the perception of a relationship where none exists
a research method in which an investigator manipulates one or more factors (independent variables) to observe the effect on some behavior or mental process (the dependent variable). By random assignment of participants, the experiment controls other relevant factors.
double-blind procedure
an experiemental procedure in which both the research participants and the research staff are ignorant (blind) about whether the research participants have received the treatment or a placebo.

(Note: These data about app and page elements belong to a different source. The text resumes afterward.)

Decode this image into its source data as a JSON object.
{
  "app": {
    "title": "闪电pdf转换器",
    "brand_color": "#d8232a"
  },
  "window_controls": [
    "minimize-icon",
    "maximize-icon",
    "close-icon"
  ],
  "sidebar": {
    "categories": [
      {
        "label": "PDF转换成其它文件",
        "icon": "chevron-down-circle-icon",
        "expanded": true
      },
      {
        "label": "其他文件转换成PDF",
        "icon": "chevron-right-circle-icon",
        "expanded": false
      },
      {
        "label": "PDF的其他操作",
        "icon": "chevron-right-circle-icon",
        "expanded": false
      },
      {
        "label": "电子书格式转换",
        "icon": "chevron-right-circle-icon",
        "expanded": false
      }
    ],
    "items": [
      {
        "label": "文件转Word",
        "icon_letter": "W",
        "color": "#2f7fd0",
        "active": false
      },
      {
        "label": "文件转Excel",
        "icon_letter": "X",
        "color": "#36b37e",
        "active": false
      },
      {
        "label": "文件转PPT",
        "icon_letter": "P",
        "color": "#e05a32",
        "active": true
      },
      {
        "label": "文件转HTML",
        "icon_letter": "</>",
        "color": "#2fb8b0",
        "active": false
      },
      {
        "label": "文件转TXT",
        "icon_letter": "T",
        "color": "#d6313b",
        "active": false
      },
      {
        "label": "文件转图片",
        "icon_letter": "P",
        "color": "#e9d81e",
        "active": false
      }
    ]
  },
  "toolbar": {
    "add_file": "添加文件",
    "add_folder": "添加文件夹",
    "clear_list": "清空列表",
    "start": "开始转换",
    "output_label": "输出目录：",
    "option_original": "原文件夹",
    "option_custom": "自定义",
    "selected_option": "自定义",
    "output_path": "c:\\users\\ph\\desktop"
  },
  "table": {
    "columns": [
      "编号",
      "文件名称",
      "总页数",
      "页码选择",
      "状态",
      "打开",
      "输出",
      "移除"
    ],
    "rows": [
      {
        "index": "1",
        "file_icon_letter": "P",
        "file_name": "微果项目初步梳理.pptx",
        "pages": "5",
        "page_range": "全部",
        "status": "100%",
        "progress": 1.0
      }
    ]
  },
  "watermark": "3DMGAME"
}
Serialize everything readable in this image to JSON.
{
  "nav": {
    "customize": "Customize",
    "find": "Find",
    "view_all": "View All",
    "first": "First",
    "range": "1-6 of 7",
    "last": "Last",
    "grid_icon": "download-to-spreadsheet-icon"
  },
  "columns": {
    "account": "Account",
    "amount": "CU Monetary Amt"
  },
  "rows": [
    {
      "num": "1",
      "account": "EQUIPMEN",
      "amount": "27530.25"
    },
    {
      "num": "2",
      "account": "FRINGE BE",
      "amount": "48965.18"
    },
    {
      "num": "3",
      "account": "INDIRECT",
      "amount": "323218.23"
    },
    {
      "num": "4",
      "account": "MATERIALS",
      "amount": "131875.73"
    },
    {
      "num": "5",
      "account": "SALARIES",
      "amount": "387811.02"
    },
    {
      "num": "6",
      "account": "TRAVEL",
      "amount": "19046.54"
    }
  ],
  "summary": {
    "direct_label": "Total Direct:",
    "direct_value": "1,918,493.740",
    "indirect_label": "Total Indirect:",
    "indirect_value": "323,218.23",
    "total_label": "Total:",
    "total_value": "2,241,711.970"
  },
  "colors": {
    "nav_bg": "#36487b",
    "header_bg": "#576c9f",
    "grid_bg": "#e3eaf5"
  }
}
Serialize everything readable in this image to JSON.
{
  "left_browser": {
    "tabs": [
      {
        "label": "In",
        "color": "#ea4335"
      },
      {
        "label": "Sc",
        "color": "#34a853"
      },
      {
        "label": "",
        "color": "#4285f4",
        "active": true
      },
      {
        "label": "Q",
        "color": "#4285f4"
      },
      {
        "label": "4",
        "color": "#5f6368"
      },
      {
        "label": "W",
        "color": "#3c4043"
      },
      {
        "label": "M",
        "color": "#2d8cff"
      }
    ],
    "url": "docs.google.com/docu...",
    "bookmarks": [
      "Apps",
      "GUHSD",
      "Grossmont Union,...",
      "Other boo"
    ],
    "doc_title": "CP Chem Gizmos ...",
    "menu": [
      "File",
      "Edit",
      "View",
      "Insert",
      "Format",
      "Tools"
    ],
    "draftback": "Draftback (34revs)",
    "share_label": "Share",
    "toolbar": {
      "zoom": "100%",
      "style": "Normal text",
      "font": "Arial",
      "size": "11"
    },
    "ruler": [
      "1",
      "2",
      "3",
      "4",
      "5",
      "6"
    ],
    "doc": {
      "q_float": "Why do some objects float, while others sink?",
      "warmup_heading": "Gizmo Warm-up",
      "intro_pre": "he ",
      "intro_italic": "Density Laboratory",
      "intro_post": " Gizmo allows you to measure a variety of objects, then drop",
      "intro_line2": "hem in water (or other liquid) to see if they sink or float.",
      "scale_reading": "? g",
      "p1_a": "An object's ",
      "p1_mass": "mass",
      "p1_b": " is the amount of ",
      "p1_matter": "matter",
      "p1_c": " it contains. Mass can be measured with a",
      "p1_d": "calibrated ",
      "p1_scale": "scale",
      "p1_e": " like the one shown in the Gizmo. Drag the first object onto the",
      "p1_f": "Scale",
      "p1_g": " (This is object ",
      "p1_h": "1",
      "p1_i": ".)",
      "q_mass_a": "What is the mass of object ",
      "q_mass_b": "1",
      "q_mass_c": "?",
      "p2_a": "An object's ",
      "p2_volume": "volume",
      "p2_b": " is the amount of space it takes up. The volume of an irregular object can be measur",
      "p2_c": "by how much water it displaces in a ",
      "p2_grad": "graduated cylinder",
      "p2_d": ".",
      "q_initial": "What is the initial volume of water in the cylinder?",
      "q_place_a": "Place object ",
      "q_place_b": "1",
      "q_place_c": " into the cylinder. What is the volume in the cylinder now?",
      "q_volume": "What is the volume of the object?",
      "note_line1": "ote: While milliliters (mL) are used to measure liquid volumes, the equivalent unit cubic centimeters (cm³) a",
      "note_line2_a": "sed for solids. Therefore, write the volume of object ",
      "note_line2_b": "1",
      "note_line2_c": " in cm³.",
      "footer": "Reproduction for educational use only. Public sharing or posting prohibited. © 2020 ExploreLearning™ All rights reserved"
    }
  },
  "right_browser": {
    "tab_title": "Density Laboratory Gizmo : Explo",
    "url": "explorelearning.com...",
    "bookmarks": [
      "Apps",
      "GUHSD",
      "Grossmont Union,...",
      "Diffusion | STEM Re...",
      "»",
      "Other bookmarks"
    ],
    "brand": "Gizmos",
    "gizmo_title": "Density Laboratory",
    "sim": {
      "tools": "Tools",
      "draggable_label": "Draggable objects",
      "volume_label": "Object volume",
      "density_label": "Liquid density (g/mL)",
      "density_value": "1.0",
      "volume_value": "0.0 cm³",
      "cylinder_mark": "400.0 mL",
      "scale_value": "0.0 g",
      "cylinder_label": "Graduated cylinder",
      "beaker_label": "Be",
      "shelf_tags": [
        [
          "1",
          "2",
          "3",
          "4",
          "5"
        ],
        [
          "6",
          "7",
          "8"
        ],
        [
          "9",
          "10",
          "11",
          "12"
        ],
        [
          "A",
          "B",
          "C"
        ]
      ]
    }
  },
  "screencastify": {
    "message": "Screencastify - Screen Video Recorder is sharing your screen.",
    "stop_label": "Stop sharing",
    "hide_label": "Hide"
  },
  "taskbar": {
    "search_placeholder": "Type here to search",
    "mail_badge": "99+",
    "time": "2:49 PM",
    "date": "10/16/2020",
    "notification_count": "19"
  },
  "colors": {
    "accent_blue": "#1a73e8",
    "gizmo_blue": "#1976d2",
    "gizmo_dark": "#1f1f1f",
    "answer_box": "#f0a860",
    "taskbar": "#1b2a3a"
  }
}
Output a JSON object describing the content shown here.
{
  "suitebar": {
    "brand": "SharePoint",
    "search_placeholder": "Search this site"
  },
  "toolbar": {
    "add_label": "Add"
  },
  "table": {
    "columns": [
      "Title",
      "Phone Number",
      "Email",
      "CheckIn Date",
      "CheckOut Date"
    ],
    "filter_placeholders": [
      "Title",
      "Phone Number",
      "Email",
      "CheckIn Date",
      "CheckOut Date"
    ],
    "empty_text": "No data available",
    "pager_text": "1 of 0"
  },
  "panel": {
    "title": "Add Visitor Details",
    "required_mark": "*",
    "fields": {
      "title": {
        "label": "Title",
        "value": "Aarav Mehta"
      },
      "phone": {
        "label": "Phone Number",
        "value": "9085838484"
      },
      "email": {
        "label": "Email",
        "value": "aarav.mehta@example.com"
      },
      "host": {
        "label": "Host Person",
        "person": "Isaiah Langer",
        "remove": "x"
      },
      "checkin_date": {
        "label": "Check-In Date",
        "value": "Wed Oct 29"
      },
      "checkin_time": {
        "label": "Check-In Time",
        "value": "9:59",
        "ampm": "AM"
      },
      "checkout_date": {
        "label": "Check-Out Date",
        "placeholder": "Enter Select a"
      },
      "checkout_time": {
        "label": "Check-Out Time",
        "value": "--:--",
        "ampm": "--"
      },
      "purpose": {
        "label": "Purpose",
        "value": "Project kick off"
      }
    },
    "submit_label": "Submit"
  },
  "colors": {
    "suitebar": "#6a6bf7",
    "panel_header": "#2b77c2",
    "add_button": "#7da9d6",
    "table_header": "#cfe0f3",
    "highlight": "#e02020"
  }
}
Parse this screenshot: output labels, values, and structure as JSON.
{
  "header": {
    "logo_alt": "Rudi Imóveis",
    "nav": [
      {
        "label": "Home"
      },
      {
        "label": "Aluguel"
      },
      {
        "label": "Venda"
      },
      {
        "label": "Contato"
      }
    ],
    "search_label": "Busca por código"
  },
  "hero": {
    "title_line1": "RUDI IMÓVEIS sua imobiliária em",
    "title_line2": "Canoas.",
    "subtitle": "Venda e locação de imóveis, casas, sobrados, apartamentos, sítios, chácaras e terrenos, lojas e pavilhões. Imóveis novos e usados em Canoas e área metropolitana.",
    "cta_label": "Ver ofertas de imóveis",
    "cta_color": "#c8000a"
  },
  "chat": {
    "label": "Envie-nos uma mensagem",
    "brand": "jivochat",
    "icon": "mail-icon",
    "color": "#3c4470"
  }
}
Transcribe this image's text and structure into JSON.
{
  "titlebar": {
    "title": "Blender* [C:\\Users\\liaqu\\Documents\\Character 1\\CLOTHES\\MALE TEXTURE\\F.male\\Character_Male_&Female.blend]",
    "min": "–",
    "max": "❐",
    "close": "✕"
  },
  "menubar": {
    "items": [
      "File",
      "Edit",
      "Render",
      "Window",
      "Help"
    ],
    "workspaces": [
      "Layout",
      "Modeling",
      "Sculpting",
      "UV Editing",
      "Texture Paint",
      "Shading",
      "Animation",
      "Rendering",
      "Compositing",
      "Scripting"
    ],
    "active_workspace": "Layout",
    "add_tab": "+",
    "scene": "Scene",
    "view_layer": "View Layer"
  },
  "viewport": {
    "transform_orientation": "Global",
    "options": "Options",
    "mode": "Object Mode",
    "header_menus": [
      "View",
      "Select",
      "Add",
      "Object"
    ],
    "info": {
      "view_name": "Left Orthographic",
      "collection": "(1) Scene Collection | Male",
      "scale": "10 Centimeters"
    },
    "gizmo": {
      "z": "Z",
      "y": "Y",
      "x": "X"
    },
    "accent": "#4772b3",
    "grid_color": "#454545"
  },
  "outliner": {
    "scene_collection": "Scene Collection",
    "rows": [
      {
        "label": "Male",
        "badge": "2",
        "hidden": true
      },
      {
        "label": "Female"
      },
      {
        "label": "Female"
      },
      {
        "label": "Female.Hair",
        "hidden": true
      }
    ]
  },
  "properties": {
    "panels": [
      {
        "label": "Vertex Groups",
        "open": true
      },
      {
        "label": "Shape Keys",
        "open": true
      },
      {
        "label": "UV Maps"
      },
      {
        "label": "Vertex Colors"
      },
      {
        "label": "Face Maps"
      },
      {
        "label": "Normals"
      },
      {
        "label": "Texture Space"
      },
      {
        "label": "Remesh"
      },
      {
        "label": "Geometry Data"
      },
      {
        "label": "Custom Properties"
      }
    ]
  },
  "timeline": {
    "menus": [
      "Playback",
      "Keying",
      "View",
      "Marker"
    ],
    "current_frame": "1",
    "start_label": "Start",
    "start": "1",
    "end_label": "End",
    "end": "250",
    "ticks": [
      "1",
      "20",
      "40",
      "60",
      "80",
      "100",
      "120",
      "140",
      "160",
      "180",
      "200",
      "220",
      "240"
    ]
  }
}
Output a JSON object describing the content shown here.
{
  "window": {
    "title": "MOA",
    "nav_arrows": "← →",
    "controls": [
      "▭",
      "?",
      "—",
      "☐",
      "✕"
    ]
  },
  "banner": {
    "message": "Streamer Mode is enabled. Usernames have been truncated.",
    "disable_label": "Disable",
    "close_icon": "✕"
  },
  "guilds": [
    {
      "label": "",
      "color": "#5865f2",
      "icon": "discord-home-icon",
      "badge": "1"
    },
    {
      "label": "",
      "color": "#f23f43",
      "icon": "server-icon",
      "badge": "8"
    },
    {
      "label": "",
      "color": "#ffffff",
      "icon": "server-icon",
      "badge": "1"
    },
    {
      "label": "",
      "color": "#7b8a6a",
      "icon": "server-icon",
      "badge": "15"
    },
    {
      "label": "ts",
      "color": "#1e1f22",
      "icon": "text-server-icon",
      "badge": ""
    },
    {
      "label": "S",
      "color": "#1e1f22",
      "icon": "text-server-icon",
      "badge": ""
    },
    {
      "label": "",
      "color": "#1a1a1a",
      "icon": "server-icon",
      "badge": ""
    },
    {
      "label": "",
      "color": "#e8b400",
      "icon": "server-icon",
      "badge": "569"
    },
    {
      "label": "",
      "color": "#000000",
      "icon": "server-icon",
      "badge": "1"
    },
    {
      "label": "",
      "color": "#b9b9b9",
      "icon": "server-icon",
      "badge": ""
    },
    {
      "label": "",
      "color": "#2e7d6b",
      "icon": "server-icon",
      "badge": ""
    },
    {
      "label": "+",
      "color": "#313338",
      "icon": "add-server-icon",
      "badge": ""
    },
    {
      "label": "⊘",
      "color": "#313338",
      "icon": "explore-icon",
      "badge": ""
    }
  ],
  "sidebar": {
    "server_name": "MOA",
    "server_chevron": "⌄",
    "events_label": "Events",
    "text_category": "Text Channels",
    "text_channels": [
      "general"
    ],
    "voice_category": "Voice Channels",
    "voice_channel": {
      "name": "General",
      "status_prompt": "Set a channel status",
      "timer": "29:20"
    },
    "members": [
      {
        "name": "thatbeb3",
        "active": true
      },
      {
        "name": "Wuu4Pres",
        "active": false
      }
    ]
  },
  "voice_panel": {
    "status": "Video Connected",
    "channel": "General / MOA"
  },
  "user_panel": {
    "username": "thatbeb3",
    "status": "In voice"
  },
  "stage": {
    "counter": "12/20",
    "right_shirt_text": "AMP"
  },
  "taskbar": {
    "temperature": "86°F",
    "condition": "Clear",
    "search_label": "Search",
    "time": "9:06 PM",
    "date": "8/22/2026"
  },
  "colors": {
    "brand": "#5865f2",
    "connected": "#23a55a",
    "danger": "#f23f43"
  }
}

Commonly used in drug-evaluation studies.
placebo effect
experimental results caused by expectations alone; any effect on behavior caused by the administration of an inert substance or condition, which is assumed to be an active agent.
control condition
the condition of an experiment that contrasts with the experimental condition and serves as a comparison for evaluating the effect of the treatment.
experimental condition
the condition of an experiment that exposes participants to the treatment, that is, to one version of the independent variable.
random assignment
assigning participants to experimental and conditions by chance, thus minimizing preexisting differences between those assigned to the different groups.
independent variable
the experimental factor that is manipulated; the variable whose effect is being studied.
dependent variable
the experimental factor- in psychology, the behavior or mental process- that is being measured; the variable that may change in response to manipulations of the independent variable.
the most frequently occuring score in a distribution.
the arithmetic average of a distribution, obtained by adding the scores and then dividing by the number of scores.
the middle score in a distribution; half the scores are above it and half are below it.
the difference between the highest and lowest scores in a distribution.
standard deviation
a computed measure of how much scores vary around the mean score.
statistical significance
a statistical statement of how likely it is that an obtained result occured by chance.
the enduring behaviors, ideas, attitudes, and traditions shared by a large group of people and transmitted from one generation to the next.